▶ _YOUR INSTRUCTIONS_: Take every line from the data that has the word "Enter" in it.

Items from an interface collection:
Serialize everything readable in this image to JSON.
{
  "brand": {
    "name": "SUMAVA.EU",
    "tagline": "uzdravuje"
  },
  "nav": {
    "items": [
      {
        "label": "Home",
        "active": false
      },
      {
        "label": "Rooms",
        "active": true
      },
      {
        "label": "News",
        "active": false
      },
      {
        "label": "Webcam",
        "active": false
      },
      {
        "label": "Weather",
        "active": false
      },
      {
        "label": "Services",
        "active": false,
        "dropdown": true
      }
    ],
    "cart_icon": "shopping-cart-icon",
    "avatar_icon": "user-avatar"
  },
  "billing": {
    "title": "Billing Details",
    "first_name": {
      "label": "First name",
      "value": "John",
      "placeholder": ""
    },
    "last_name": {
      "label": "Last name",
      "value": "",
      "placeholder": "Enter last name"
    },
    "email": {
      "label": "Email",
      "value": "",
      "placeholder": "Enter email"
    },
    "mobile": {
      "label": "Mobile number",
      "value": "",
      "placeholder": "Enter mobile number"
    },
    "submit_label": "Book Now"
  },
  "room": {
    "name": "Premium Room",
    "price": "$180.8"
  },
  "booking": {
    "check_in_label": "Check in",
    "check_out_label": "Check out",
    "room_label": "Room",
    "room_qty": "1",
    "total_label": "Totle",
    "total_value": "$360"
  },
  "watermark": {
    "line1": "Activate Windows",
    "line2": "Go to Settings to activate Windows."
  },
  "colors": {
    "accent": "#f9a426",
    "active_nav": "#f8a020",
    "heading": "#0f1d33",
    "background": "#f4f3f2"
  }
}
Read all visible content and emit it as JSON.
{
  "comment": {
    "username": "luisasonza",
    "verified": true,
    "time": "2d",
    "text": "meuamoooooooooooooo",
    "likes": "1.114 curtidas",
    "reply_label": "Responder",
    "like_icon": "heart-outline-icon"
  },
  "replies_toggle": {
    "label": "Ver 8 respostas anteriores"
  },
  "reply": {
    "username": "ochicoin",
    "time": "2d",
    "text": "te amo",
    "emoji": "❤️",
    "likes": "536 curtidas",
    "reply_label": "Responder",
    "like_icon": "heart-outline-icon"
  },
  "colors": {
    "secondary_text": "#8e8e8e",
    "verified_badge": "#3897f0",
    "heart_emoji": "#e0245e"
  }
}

▶ _RESPONSE AREA_:
      "placeholder": "Enter last name"
      "placeholder": "Enter email"
      "placeholder": "Enter mobile number"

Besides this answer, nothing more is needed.